Under the prevailing opinion this court would seem to be given a purely technical power of review only in order to satisfy a conventional aspiration for such a procedural step rather than to afford relief to aggrieved litigants. I am not satisfied that the dice are so heavily loaded against any decision which differs from the Tax Court that our jurisdiction is rendered almost futile, nor do I believe that the opinions of the Supreme Court call for complete abdication on our part.

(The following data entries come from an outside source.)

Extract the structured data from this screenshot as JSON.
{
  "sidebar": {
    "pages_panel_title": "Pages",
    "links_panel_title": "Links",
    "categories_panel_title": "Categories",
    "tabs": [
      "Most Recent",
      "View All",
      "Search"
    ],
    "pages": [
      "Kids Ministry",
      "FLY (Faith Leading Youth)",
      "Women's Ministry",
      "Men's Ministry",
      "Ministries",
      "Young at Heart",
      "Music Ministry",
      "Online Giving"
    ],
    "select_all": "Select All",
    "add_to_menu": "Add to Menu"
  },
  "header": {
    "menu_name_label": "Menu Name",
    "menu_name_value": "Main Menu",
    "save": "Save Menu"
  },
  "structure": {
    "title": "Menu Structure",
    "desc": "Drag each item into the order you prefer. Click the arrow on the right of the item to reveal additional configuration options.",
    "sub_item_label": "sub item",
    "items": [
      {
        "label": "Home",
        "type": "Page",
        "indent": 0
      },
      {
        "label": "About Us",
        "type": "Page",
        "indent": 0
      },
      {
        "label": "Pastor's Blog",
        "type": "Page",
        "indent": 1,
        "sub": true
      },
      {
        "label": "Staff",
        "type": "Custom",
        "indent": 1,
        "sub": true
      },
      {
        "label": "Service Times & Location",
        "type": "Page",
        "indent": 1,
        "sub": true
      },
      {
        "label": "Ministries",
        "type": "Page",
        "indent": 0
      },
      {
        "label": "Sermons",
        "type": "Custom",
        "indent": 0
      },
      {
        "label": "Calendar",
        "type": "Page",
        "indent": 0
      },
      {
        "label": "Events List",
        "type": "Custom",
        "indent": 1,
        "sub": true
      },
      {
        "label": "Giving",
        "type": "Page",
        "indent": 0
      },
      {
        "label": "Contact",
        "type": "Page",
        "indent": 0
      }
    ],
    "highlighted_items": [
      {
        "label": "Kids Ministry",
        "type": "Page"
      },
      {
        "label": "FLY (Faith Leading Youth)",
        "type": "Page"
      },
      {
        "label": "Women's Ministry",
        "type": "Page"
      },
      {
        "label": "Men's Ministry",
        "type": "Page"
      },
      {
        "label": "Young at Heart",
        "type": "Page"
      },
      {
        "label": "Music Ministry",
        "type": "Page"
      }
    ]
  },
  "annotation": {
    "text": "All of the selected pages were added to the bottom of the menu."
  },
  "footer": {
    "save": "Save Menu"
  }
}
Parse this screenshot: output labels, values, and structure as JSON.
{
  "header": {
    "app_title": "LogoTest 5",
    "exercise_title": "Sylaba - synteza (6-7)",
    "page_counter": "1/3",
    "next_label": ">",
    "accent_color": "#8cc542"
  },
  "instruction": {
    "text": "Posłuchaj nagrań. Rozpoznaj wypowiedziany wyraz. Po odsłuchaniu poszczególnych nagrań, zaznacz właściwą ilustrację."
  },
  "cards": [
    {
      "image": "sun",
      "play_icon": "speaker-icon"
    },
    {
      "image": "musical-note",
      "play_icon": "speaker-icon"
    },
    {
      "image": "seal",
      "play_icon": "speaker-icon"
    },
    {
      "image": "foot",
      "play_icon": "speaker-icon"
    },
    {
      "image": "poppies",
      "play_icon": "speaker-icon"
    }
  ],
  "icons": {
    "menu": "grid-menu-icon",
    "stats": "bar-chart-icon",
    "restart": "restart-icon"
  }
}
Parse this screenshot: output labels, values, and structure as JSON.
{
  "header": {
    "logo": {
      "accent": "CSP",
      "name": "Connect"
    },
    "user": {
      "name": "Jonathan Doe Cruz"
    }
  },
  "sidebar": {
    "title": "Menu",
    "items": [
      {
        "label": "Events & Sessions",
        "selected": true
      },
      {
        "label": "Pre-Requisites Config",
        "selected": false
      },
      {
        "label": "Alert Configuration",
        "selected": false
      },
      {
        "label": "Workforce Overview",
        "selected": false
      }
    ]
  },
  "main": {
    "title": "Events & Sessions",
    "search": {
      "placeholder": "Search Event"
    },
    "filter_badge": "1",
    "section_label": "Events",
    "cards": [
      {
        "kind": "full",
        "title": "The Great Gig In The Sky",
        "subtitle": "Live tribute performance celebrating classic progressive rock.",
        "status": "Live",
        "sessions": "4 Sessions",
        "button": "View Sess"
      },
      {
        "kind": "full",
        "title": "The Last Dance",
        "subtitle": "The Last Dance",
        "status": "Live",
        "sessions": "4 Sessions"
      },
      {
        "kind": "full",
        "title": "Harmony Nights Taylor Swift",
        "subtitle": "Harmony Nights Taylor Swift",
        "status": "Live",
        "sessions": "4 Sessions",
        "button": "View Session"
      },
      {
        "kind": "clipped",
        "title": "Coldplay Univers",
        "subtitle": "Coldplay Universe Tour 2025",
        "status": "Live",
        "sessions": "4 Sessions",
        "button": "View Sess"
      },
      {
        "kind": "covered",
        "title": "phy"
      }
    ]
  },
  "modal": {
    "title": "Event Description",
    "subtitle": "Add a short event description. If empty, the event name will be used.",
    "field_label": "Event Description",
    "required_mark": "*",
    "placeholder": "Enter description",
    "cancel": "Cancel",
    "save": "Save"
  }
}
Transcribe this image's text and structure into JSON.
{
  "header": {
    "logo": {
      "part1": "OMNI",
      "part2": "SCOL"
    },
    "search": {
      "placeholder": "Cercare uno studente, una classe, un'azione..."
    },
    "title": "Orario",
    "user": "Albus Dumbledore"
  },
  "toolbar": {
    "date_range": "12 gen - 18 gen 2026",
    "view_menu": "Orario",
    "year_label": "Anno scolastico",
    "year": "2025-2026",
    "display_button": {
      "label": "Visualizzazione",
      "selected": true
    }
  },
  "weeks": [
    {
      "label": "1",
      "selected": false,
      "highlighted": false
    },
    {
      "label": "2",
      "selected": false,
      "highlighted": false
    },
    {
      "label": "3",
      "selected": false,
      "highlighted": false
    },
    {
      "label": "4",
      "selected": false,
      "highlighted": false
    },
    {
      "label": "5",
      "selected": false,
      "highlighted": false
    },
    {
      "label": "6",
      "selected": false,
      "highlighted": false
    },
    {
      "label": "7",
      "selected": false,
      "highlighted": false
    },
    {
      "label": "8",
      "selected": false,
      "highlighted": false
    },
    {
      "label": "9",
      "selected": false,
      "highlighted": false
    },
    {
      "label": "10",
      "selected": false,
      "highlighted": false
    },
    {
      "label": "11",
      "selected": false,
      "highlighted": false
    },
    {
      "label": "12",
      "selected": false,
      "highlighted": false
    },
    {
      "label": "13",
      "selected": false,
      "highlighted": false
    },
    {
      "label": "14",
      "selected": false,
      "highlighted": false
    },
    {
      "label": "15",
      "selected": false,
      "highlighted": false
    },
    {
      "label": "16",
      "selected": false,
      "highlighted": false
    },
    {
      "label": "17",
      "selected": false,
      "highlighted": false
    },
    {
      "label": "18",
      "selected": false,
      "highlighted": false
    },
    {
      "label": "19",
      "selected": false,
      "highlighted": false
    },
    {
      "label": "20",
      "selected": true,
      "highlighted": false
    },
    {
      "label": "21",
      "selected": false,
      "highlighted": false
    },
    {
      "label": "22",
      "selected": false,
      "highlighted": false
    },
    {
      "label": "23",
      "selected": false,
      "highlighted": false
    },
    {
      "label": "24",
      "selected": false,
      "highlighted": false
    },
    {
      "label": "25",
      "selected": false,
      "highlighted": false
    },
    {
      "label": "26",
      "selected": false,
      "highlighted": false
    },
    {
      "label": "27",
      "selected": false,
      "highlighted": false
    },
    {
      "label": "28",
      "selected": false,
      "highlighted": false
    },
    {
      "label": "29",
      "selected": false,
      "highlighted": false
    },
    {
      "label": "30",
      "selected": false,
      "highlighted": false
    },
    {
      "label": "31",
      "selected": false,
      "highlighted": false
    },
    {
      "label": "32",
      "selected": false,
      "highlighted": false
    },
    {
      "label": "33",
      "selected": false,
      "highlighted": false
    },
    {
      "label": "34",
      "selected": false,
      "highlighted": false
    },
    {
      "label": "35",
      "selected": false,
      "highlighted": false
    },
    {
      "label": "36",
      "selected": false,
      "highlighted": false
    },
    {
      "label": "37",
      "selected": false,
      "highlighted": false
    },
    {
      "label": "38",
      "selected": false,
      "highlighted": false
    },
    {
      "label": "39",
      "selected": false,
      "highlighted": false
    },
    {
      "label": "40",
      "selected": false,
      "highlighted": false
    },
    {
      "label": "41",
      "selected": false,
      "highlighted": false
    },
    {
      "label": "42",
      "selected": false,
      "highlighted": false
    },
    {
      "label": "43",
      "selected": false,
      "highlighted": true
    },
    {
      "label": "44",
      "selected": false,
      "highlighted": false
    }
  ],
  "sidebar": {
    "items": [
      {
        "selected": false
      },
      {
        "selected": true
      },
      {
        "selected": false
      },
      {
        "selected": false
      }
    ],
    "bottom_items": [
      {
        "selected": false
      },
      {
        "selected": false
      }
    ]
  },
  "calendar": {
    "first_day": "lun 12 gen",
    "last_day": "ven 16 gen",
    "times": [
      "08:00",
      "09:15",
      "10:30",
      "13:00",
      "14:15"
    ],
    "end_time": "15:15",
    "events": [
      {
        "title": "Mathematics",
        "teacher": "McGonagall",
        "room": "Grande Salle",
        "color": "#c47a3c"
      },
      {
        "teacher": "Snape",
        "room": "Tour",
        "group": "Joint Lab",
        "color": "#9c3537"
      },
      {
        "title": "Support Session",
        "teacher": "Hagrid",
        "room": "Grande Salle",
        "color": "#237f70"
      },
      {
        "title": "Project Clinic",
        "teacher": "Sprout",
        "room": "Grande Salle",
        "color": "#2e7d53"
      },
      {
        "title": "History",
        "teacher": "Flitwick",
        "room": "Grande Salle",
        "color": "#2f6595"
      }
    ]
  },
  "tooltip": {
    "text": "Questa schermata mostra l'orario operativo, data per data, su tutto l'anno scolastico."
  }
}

The determination of the Tax Court while disapproved of by the prevailing opinion is nevertheless affirmed for lack of power to give any relief. It purports to tax an accumulation of income — though there in fact was none — but, on the contrary, a deficit in capital during the taxable year. Such a result contravenes the purposes of the Congressional legislation while following a slavishly literal reading of the statute. In my opinion the Dobson decision (Dobson v. Com'r, 320 U.S. 489, 64 S.Ct. 239, 88 L.Ed. 248) does not preclude us from determining such a general question of law as whether the statute covers distributions in liquidation where no earnings or profits exist. Such lack of power would render appeals to this court meaningless and, if our view of the interpretation of the statute is correct, tragic for the taxpayer in the present case.
I think that the order of the Tax Court should be reversed.